● **WORK INSTRUCTIONS**:
The records sit below. Return every line in them that holds the word "Microsoft".

● **DATA EXCERPTS**:

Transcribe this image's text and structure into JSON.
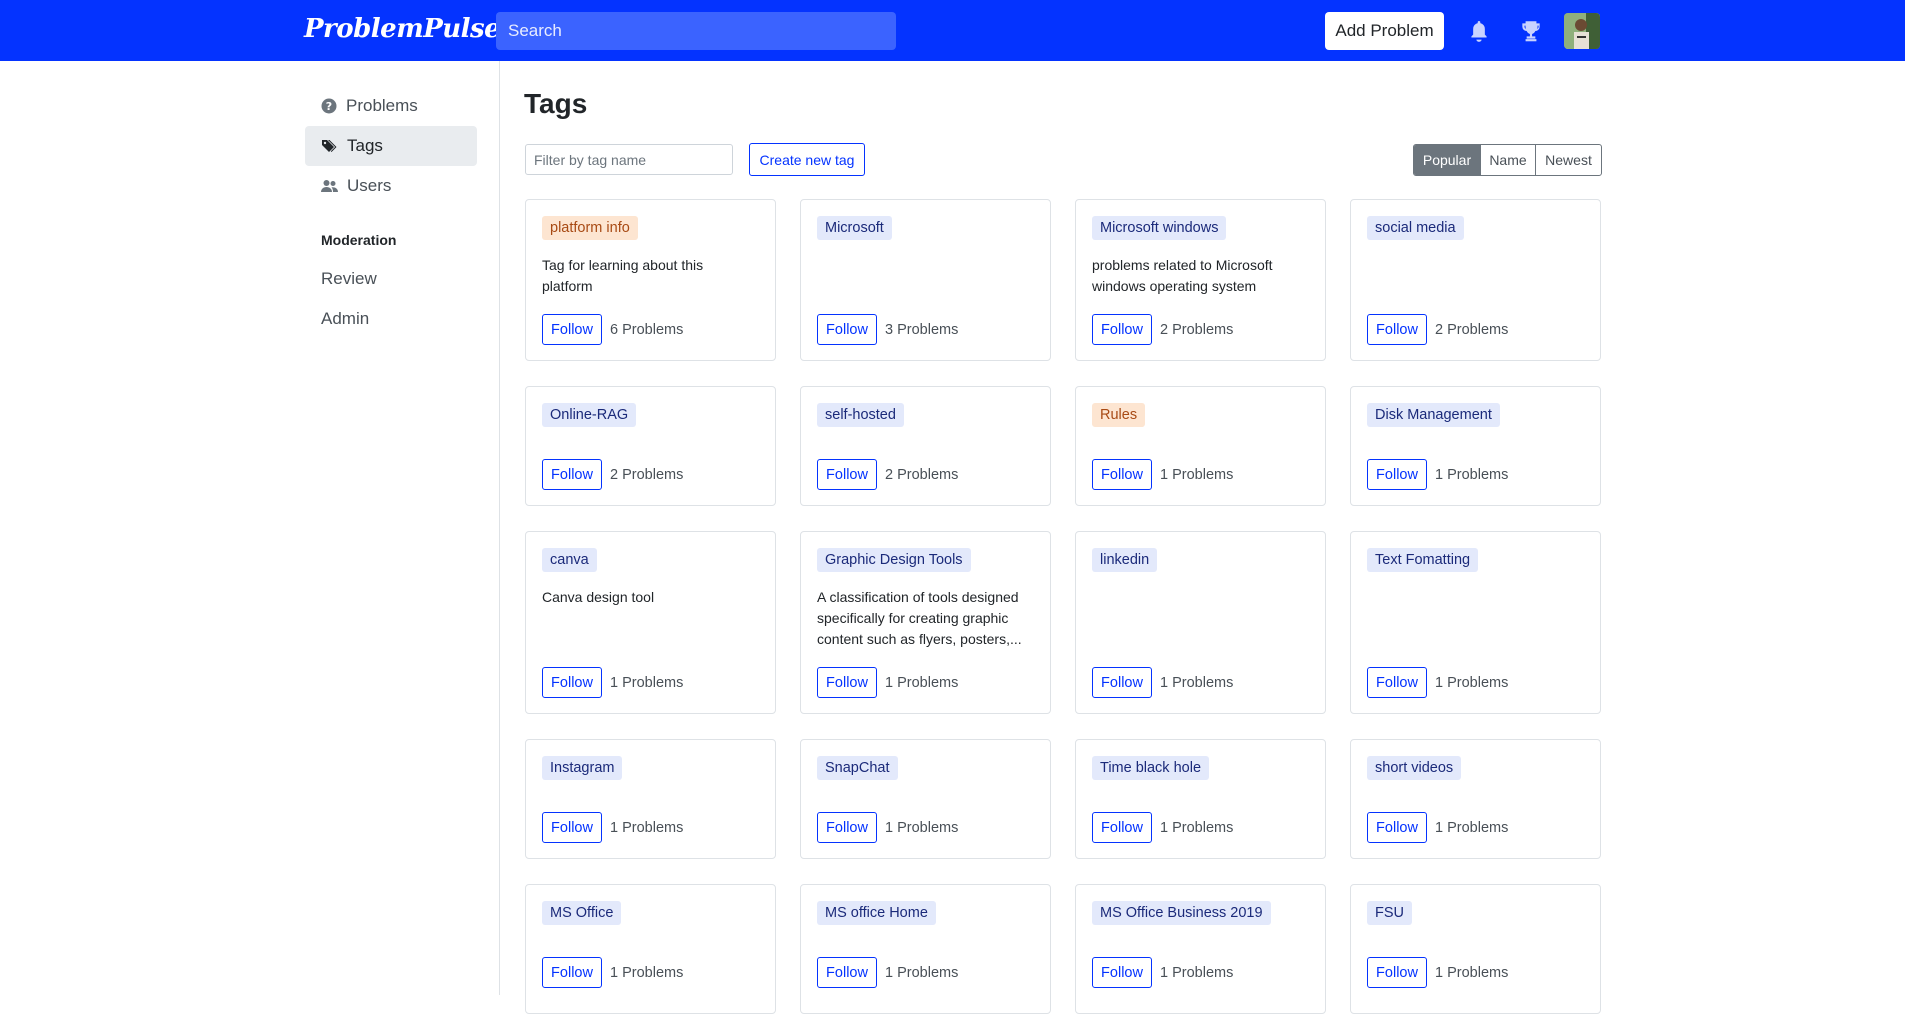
{
  "header": {
    "logo": "ProblemPulse",
    "search_placeholder": "Search",
    "add_problem_label": "Add Problem",
    "icons": [
      "bell-icon",
      "trophy-icon"
    ],
    "brand_color": "#0433ff"
  },
  "sidebar": {
    "items": [
      {
        "label": "Problems",
        "icon": "question-circle-icon"
      },
      {
        "label": "Tags",
        "icon": "tags-icon"
      },
      {
        "label": "Users",
        "icon": "people-icon"
      }
    ],
    "moderation_heading": "Moderation",
    "moderation_links": [
      "Review",
      "Admin"
    ]
  },
  "main": {
    "title": "Tags",
    "filter_placeholder": "Filter by tag name",
    "create_label": "Create new tag",
    "sort_options": [
      "Popular",
      "Name",
      "Newest"
    ],
    "sort_selected": "Popular",
    "follow_label": "Follow",
    "cards": [
      {
        "tag": "platform info",
        "style": "orange",
        "desc": [
          "Tag for learning about this",
          "platform"
        ],
        "count": "6 Problems"
      },
      {
        "tag": "Microsoft",
        "style": "blue",
        "desc": [],
        "count": "3 Problems"
      },
      {
        "tag": "Microsoft windows",
        "style": "blue",
        "desc": [
          "problems related to Microsoft",
          "windows operating system"
        ],
        "count": "2 Problems"
      },
      {
        "tag": "social media",
        "style": "blue",
        "desc": [],
        "count": "2 Problems"
      },
      {
        "tag": "Online-RAG",
        "style": "blue",
        "desc": [],
        "count": "2 Problems"
      },
      {
        "tag": "self-hosted",
        "style": "blue",
        "desc": [],
        "count": "2 Problems"
      },
      {
        "tag": "Rules",
        "style": "orange",
        "desc": [],
        "count": "1 Problems"
      },
      {
        "tag": "Disk Management",
        "style": "blue",
        "desc": [],
        "count": "1 Problems"
      },
      {
        "tag": "canva",
        "style": "blue",
        "desc": [
          "Canva design tool"
        ],
        "count": "1 Problems"
      },
      {
        "tag": "Graphic Design Tools",
        "style": "blue",
        "desc": [
          "A classification of tools designed",
          "specifically for creating graphic",
          "content such as flyers, posters,..."
        ],
        "count": "1 Problems"
      },
      {
        "tag": "linkedin",
        "style": "blue",
        "desc": [],
        "count": "1 Problems"
      },
      {
        "tag": "Text Fomatting",
        "style": "blue",
        "desc": [],
        "count": "1 Problems"
      },
      {
        "tag": "Instagram",
        "style": "blue",
        "desc": [],
        "count": "1 Problems"
      },
      {
        "tag": "SnapChat",
        "style": "blue",
        "desc": [],
        "count": "1 Problems"
      },
      {
        "tag": "Time black hole",
        "style": "blue",
        "desc": [],
        "count": "1 Problems"
      },
      {
        "tag": "short videos",
        "style": "blue",
        "desc": [],
        "count": "1 Problems"
      },
      {
        "tag": "MS Office",
        "style": "blue",
        "desc": [],
        "count": "1 Problems"
      },
      {
        "tag": "MS office Home",
        "style": "blue",
        "desc": [],
        "count": "1 Problems"
      },
      {
        "tag": "MS Office Business 2019",
        "style": "blue",
        "desc": [],
        "count": "1 Problems"
      },
      {
        "tag": "FSU",
        "style": "blue",
        "desc": [],
        "count": "1 Problems"
      }
    ]
  }
}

● **SOLUTION TO THIS EXERCISE**:
        "tag": "Microsoft",
        "tag": "Microsoft windows",
          "problems related to Microsoft",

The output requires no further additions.